April’s many sunny, warm days have called for Riesling. Paul Cluver Riesling 2010, my last bottle, would’ve raised anyone’s spirits. Brilliant colour, exhilarating, with joyous spiced citrus and tropical fruit and just 11% alc. Spioenkop Riesling 2013, a degree more but austere, intense citrusy persistence with almost lip-curling bone-dry finish, so better with food and more time. Still, so good. Both from Elgin, where Riesling deserves further attention.

A cooler evening suggested an older red and a rare dip into my precious hoard of Boekenhoutskloof Syrahs. At 17 years of age, 2003 lived up to this excellent vintage. South African reds can age, few mature with more complexity and interest as this one.

Vintage 2017 is another excellent year, some say better than 2015; improved viticulture and vinification played as important a role as the weather. Stellenbosch Cabernets promise grand maturity; there are succulent, ripe grape tannins, balanced by rich fruit and freshness. Jordan Long Fuse Cabernet 2017 is just one of many to come; already delicious, it deserves a place in every cellar.  

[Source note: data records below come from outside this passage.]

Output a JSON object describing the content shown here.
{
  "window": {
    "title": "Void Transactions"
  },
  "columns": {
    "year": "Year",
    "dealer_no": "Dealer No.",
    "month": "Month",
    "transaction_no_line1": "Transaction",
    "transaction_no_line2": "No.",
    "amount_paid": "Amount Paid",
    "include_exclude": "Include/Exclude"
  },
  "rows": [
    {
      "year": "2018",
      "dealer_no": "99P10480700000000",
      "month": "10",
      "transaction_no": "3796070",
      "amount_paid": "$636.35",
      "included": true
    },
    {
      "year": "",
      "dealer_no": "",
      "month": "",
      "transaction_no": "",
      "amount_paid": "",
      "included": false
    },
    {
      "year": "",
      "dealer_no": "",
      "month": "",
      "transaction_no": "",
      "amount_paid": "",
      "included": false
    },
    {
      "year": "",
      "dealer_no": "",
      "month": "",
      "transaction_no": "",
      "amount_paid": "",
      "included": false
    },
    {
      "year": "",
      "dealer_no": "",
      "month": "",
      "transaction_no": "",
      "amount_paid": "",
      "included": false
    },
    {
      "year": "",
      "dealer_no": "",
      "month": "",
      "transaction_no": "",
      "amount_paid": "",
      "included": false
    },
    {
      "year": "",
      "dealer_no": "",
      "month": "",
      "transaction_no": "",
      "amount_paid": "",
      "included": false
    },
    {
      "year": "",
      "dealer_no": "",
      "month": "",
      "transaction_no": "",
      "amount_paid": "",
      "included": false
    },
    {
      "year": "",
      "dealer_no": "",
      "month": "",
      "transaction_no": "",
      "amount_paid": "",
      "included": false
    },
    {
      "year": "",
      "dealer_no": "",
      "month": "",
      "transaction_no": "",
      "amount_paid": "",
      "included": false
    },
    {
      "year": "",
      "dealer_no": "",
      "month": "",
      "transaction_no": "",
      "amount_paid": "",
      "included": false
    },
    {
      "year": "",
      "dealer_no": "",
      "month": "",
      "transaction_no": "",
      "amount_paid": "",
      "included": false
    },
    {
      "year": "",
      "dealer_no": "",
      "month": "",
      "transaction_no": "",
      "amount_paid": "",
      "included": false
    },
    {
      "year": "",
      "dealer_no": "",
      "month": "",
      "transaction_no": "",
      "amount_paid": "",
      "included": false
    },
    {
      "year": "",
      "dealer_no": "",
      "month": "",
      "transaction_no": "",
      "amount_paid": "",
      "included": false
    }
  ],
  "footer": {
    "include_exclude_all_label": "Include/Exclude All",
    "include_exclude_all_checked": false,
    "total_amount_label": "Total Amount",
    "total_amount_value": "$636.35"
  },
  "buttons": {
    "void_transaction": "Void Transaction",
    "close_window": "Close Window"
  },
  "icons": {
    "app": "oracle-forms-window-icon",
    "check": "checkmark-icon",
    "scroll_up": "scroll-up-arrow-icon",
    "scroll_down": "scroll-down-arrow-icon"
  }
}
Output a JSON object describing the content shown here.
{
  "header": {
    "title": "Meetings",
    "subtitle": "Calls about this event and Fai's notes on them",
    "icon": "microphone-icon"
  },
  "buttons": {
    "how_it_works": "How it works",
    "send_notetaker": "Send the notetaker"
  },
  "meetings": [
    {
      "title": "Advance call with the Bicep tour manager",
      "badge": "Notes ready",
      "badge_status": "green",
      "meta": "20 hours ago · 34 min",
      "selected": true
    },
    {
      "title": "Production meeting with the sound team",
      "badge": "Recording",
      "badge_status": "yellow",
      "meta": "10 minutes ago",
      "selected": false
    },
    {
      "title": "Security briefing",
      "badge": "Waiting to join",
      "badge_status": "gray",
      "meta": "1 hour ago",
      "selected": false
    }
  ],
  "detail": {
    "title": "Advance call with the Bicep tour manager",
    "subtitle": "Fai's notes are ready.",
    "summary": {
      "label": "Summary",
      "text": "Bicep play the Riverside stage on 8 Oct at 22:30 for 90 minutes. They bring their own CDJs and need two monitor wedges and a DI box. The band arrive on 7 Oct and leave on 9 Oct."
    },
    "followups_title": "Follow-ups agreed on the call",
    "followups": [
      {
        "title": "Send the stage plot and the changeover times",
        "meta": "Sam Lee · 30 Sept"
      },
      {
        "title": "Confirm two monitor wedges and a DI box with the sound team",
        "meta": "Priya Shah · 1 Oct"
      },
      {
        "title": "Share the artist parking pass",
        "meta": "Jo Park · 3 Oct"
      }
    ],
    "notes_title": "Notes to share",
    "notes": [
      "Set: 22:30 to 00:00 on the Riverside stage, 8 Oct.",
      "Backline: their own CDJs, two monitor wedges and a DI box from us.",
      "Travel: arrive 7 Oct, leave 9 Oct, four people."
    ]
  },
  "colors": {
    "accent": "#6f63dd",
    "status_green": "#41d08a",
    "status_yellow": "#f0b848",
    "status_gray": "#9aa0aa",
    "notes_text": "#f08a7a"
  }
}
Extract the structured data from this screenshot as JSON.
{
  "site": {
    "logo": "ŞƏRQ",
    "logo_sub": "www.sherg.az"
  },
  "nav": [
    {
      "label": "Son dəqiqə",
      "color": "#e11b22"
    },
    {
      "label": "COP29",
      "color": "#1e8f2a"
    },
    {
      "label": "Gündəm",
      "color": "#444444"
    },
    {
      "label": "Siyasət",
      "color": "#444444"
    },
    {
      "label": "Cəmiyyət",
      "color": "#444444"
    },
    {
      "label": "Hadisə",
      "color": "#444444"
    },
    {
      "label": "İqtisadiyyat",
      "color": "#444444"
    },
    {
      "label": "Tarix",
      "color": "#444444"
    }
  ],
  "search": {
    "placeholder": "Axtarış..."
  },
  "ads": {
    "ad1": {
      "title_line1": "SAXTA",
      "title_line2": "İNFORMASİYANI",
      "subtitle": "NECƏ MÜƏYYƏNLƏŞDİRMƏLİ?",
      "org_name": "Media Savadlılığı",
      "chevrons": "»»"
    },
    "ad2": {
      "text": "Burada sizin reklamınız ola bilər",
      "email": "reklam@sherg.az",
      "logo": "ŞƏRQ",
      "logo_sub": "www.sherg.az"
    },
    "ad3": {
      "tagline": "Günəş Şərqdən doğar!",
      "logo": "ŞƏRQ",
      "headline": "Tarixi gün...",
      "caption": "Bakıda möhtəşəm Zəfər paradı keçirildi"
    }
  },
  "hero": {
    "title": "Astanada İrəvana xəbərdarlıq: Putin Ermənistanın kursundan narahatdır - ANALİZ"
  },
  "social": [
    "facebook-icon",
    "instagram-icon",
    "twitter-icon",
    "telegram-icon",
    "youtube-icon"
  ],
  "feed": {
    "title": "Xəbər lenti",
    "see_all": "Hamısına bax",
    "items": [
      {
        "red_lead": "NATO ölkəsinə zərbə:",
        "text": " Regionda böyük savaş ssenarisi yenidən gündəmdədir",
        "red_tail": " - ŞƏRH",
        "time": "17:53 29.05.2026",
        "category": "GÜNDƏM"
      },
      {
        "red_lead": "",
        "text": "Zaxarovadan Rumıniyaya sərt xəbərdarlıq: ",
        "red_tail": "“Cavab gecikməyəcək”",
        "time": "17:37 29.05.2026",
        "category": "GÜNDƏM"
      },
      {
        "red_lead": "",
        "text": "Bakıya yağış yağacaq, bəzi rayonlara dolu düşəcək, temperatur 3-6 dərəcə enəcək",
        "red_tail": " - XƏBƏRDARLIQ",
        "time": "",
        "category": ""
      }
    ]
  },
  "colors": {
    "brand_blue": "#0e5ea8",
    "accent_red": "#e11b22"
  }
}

As much as I love Cabernet, South Africa’s diversity is too exciting not to explore. Johan ‘Stompie’ Meyer’s Mother Rock Grenache 2016 was a surprise find (in the Pinot Noir bin!); it typifies today’s lighter, fresher style with minimal oak influence and plentiful deliciousness. Grenache is a blending partner with Syrah, Cinsaut and Mourvèdre in Duncan Savage’s 2012 Red, also an increasingly popular style, which doesn’t need years to mature (though this was perfect) and provides flavoursome drinking. Real soul food!

Then, what would any cellar be worth without a few Chenin Blancs – and so much else besides?

A cellar is a life-saver in these alcohol-banned days, it can also remind us how well many South African wines, both white and red, can age.


- by Angela Lloyd